MDAs urged to submit credible manpower data

Ansu Tucker, Director General of the Human Resource Management Office (HRMO), has urged ministries, departments and agencies (MDAs) to submit credible data for the 2021 Financial Year. The two-week Annual Manpower Hearings for the 2020 Financial Year started on Tuesday 11th August 2020 on the theme “Prudent Human Resource Planning to Improve Service Delivery” at the Civil Service Training College and is expected to host about 60 MDAs. He further advised that they should take it seriously as the process is based on facts, and “the plans that are submitted are not just cooked, these are figures that are based on real empirical evidence”.

“So we have to rely on you. The data you submit to us should be very credible because it is what we are going to have as the basis to design the manpower plan, and of course we have to do it in a timely manner.” He noted that when the Ministry of Finance goes to formulate the final budget at HRMO they should have completed their own hearings, and compiled all forecasts and needs for onward submission to the ministry. Director General Tucker explained that the outcome of the hearings will form the basis that will inform their starting needs in the Civil Service. “This process is very integral to the budget process. The budget process starts now and it begins with the manpower hearing. The hearings informs the personnel cost which are going to be factored in the overall national budget,” he said.

In his keynote address at the opening of the hearing, he said he can confirm that the manpower cost for government accounts for a little over 40% of domestic revenue, he said this shows government attaches a lot of importance to manpower cost. Over the years, he said they have seen the evolution of staffing numbers and dramatic increase in the wage bill, that if they do not manage it in a way that allows government to forecast the needs it will be difficult for them to forecast.

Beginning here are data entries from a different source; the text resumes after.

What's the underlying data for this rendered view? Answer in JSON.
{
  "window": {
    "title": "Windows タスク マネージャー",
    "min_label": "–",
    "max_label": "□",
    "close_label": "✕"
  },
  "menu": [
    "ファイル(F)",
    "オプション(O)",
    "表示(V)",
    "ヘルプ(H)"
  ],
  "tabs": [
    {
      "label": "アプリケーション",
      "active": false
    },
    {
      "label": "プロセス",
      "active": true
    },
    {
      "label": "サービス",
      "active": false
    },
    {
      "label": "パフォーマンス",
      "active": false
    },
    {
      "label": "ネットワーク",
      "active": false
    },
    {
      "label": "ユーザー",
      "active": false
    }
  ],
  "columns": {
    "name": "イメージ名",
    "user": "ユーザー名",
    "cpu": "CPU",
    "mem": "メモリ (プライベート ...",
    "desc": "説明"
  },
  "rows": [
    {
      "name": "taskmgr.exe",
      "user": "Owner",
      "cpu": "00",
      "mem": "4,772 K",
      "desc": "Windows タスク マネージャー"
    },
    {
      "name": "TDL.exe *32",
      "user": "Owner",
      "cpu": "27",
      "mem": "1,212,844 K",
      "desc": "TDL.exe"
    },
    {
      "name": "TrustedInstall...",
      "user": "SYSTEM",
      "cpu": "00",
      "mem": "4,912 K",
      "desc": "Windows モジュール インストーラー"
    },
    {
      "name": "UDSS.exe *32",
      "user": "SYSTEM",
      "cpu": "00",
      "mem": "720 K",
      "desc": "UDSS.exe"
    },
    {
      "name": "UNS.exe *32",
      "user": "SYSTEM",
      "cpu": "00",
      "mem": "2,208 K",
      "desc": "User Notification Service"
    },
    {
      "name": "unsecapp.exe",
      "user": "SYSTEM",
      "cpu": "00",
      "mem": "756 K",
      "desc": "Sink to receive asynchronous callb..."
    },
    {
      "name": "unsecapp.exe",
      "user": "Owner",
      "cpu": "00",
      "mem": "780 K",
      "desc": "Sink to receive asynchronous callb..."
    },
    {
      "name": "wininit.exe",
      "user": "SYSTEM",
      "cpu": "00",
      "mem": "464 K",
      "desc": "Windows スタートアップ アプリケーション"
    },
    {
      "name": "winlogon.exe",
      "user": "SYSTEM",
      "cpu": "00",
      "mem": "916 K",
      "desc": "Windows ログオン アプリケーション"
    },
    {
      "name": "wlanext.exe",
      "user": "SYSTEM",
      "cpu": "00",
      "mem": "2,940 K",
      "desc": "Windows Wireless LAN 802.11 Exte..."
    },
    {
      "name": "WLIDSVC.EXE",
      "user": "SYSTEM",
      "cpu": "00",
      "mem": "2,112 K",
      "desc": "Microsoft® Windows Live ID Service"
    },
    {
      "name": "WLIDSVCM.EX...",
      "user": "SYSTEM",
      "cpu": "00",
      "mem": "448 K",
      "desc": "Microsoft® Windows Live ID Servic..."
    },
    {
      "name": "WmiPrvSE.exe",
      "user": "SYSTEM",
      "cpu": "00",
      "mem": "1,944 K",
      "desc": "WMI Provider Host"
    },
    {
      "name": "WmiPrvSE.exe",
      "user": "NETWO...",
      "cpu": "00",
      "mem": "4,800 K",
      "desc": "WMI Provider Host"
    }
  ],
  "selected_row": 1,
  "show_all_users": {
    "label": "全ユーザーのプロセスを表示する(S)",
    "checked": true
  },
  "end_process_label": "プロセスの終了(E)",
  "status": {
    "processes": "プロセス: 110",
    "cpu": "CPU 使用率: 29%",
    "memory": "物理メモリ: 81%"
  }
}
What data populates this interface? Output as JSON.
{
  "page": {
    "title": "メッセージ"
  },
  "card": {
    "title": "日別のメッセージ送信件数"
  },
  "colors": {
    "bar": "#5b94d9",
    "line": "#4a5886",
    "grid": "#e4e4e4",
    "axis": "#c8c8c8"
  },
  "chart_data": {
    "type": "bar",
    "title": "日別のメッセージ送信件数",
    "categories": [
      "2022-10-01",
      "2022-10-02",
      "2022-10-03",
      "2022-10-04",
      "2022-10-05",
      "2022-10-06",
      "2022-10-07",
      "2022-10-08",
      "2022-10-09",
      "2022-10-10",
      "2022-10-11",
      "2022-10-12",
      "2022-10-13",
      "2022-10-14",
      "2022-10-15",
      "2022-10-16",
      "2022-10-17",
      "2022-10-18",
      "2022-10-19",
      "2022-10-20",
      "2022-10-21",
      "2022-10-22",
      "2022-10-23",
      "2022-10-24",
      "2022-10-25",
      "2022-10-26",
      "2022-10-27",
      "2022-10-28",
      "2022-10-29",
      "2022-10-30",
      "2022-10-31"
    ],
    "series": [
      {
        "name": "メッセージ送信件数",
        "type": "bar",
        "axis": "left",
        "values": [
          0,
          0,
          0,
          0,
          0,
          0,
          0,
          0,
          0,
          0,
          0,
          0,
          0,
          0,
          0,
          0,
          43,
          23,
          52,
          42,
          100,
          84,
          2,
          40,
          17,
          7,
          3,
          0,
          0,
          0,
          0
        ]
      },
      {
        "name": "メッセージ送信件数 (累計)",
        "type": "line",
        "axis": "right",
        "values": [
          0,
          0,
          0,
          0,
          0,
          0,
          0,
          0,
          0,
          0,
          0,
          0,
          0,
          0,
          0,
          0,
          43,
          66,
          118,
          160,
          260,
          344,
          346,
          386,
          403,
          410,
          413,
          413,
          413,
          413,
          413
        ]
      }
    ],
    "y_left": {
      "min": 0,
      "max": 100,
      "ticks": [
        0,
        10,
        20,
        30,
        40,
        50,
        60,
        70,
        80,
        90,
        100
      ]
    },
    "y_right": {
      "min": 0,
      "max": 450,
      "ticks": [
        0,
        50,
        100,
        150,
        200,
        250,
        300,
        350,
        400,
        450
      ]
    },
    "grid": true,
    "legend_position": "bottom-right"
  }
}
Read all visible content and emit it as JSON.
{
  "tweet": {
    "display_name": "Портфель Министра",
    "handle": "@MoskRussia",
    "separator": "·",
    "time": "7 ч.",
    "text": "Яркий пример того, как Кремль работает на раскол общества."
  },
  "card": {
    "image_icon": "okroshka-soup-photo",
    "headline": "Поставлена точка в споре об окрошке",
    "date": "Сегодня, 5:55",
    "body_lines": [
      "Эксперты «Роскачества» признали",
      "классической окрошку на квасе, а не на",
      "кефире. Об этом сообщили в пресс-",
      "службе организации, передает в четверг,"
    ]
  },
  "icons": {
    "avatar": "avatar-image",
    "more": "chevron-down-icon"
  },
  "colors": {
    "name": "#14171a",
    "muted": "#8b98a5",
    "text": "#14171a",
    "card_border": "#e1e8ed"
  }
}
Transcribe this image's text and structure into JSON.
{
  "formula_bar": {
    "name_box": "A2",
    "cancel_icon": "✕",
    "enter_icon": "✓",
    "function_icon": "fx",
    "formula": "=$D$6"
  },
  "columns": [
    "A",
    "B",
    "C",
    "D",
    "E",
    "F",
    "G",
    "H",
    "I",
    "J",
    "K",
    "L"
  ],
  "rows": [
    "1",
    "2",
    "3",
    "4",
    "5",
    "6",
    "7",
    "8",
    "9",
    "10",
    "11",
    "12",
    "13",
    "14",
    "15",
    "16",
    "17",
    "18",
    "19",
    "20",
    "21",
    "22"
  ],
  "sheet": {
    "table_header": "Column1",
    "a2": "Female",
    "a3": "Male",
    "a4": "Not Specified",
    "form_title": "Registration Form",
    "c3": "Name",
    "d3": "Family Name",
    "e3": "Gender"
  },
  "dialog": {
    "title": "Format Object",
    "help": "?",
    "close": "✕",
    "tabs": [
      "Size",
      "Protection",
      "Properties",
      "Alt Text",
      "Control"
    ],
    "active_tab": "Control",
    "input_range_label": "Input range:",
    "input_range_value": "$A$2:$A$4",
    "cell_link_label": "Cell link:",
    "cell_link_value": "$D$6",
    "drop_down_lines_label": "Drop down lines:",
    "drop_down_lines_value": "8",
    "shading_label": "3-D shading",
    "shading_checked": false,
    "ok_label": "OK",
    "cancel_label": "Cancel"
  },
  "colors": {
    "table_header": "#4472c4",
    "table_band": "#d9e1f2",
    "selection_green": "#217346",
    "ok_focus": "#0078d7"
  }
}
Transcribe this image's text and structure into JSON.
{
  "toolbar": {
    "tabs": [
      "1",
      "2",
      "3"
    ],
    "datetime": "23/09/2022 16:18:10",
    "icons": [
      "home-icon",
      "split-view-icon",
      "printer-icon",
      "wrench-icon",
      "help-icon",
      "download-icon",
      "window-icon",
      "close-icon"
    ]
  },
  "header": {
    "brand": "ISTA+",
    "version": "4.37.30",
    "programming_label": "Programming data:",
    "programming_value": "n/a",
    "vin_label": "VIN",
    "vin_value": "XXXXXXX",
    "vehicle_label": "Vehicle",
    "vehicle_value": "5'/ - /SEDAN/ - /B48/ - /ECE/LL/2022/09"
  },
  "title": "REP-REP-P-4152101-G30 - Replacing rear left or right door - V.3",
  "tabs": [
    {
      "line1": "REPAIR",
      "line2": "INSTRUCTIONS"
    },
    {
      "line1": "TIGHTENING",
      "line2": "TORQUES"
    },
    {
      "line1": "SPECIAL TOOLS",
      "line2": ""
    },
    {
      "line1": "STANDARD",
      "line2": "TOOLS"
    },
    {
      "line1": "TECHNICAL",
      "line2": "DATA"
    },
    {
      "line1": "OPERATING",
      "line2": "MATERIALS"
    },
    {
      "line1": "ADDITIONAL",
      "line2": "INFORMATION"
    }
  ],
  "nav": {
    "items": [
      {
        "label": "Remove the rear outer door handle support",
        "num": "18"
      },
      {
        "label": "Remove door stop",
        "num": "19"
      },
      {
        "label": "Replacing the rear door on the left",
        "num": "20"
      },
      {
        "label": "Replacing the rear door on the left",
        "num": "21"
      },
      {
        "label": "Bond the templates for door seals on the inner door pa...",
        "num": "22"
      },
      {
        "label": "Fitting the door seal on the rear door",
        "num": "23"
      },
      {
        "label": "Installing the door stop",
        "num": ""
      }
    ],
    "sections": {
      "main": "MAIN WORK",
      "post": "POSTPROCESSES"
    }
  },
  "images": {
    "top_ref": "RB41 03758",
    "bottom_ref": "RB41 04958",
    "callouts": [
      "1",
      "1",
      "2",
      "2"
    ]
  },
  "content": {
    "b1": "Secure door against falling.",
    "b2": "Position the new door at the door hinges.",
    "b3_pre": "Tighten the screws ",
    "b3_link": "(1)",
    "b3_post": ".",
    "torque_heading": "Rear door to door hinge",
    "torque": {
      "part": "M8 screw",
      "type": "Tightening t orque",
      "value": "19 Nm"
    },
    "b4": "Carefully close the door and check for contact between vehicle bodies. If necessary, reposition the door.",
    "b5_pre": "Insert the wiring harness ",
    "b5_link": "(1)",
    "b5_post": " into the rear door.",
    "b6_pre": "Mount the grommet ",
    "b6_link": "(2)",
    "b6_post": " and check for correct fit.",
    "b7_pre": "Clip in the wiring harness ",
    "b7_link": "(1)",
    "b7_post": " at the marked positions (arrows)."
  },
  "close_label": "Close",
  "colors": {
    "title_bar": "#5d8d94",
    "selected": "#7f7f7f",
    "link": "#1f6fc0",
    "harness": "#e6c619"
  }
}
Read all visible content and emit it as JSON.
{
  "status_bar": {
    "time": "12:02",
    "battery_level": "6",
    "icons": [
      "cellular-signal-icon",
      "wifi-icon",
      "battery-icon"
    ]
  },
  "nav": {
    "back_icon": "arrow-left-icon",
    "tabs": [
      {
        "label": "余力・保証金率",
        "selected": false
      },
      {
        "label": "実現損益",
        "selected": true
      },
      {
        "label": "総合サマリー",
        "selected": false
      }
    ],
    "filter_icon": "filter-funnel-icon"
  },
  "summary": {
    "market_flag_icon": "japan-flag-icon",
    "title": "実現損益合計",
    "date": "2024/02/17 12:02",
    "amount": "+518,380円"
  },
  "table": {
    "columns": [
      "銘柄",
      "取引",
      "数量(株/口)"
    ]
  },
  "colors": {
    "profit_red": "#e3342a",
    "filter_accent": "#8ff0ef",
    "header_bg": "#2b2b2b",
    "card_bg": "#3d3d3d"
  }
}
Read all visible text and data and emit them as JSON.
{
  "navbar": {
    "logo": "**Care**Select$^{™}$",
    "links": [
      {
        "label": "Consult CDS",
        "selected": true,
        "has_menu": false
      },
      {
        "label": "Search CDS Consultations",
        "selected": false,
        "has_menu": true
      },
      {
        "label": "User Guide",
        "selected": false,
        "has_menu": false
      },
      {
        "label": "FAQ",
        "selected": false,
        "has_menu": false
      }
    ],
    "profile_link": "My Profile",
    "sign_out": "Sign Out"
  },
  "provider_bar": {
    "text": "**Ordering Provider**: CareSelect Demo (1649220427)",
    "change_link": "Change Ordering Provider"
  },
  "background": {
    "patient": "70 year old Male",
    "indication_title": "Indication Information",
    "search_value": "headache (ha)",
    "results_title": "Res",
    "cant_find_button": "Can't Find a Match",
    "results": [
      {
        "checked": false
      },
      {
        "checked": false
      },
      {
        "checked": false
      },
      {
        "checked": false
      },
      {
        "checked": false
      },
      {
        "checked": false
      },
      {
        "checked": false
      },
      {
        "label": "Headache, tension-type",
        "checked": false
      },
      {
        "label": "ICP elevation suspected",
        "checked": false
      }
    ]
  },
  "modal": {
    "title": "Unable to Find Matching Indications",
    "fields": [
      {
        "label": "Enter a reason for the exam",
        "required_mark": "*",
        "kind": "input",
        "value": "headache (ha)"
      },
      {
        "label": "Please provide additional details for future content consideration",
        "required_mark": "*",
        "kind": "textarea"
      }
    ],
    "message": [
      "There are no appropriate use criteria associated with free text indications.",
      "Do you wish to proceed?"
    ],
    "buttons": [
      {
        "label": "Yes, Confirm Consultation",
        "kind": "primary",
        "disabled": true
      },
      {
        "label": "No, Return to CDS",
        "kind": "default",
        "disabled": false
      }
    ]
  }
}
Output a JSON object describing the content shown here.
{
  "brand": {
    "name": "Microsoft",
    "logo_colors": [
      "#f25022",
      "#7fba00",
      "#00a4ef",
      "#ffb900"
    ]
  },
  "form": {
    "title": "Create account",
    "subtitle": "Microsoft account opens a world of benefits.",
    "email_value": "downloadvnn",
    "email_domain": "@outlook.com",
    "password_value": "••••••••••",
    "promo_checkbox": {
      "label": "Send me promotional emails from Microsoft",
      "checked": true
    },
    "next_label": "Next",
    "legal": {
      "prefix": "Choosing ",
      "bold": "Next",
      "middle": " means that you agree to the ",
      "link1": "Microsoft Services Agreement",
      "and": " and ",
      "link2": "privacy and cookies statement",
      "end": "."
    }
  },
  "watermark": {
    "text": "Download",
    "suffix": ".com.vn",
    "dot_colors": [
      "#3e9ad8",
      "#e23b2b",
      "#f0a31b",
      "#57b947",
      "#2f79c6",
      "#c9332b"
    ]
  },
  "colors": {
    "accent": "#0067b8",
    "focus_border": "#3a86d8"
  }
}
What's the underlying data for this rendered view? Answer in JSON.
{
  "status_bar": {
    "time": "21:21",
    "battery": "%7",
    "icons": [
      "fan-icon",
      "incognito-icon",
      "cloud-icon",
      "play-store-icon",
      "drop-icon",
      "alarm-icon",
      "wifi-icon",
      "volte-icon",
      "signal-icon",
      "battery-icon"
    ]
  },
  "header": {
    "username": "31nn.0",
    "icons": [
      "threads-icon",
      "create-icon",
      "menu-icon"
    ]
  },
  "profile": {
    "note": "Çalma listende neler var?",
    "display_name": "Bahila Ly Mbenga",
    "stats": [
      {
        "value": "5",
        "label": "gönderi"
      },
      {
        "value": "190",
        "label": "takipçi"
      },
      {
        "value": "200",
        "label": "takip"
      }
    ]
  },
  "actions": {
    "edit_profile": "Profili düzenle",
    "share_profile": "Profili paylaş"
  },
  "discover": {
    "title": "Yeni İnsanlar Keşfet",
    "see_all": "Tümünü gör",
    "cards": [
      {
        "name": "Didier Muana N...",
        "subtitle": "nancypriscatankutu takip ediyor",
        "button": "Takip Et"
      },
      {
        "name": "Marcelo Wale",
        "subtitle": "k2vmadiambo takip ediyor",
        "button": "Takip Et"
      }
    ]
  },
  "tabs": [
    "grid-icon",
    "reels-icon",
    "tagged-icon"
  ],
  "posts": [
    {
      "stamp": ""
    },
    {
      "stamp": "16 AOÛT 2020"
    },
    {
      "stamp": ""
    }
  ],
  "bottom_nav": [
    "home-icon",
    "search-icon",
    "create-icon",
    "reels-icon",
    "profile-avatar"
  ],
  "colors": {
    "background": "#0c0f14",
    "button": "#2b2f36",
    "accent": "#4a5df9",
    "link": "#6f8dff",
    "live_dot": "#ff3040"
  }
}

As a result they introduced manpower planning to reduce the volatility and unpredictability of the budget process. “We have seen that over the years we have been recruiting and promoting persons and most times we do ignore the financial implications for all of the actions we take.” He said that MDAs assume that people should just be promoted or they should just be appointed because there is no job, but cautioned that their recruitment and planning processes have to embedded in their human resource planning.

The human resource planning has two ends: he said there is a demand side which forecasts the needs of the service and the supply, which deals with how you meet the supply of human resource in the short to medium term. “We have to properly forecast the manpower needs to know who and who are going to retire and so those aspect of separation that cannot be forecast like death we normally report them during the manpower hearing. Also, persons who abandon their positions are reported during the hearing, but the ones that we can forecast which is the retirement are properly planned,” he said.

Over the years, they have been doing extension of service he said is being done not just to retain or favour people, but because they have serious skills gap that the hearings help identify and do their succession planning. “So that we are able to identify the gaps that have occurred those that are likely to retire, promoted and also inform their training, we have also introduced the system of performance management which is supportive to the process. We have seen that in the course of our performance management reviews we have identified training needs and gaps,” he added.

By Zainab Iyamide Joaque